Chiefs who were beneath PCs and DCs but above fellow Africans, were loathed as they were seen as relics of colonial authority in Kenya.
Chiefs recruited people into labour, collected taxes and issued travel passes for which they were richly rewarded: free fertile government land, superior seedlings, cheap labour and trade licences made chiefs some of the biggest beneficiaries of colonial rule, besides having access to resources and connections.
Children of chiefs were luckier than common folk.
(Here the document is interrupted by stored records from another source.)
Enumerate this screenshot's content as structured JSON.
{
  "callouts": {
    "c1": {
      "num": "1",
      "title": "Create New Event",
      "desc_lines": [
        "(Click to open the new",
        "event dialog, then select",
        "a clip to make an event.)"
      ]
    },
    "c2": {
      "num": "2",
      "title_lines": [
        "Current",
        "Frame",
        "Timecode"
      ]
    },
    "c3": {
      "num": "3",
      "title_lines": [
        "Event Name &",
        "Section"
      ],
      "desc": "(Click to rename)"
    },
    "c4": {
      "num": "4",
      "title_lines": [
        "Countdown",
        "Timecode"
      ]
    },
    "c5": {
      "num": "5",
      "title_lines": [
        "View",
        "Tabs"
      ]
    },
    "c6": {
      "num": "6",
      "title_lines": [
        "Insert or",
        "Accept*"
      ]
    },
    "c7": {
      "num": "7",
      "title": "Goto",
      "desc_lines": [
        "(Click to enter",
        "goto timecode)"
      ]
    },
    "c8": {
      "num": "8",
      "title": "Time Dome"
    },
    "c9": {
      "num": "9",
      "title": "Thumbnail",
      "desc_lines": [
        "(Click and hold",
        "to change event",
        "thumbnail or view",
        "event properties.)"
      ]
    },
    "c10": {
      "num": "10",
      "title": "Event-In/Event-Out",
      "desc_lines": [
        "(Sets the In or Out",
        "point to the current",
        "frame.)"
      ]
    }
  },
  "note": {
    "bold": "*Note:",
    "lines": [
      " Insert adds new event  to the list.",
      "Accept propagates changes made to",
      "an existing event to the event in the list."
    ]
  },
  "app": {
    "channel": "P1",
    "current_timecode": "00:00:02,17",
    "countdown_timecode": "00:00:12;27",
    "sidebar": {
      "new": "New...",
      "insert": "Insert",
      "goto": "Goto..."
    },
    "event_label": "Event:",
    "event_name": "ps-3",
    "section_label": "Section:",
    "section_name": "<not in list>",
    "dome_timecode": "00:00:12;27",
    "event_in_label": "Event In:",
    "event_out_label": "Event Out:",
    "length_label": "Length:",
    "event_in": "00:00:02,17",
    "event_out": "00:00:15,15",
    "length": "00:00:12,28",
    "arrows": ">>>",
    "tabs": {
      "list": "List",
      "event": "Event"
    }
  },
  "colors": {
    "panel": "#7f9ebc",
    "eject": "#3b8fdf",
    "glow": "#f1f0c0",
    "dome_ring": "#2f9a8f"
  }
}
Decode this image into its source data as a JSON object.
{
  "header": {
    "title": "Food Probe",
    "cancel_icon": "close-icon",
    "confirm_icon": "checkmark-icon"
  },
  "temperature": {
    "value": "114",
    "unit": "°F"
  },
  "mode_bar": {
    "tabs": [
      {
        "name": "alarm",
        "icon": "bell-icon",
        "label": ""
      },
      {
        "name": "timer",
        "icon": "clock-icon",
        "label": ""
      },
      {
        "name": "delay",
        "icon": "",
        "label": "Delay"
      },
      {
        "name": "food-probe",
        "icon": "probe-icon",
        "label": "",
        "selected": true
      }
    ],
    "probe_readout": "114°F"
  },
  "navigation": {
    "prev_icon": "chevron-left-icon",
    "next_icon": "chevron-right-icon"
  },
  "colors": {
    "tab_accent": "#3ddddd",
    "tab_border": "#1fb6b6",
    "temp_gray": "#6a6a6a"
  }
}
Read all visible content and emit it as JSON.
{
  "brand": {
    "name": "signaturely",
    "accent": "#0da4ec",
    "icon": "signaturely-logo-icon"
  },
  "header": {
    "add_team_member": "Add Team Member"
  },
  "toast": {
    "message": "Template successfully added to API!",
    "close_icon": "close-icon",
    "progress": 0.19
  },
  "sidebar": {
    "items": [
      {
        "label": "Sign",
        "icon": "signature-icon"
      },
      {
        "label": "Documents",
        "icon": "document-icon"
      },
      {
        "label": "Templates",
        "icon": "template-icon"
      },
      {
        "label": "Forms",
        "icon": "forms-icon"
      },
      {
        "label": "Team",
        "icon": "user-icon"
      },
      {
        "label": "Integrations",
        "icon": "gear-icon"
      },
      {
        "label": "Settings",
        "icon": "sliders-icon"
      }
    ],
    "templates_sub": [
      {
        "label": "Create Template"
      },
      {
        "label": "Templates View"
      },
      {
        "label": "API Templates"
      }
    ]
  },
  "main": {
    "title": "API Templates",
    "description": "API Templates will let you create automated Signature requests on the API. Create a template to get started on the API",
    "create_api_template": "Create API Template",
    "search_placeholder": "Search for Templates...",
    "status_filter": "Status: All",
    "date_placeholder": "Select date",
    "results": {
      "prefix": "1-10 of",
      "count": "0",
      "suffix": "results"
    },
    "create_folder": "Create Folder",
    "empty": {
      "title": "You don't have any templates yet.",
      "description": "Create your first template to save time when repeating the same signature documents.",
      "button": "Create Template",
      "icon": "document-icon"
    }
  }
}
Scions of prominent colonial chiefs included former Finance Minister Simeon Nyachae (Chief Musa Nyandusi), former Attorney General Charles Njonjo (Senior Chief Josiah Njonjo), Minister of State Mbiyu Koinange (Senior Chief Koinange), the late Arthur Magugu, former Finance Minister (Chief Magugu), former Githunguri MP Njehu Gatabaki (Chief Peter Gatabaki), lawyers Samuel and George Waruhiu Waruhiu (Senior Chief Waruhiu wa Kung’u whose murder in October 1952 occasioned the State of Emergency) and former Police Commissioner Bernard Hinga (Chief Hinga).
Other famous chiefs were Chief Njiiri wa Karanja (after whom Njiiris High is named) and Chief Luka Kahangara of Lari; the main victim of the infamous Lari Massacre during the ‘Night of the Long Knives’ on March 26, 1953.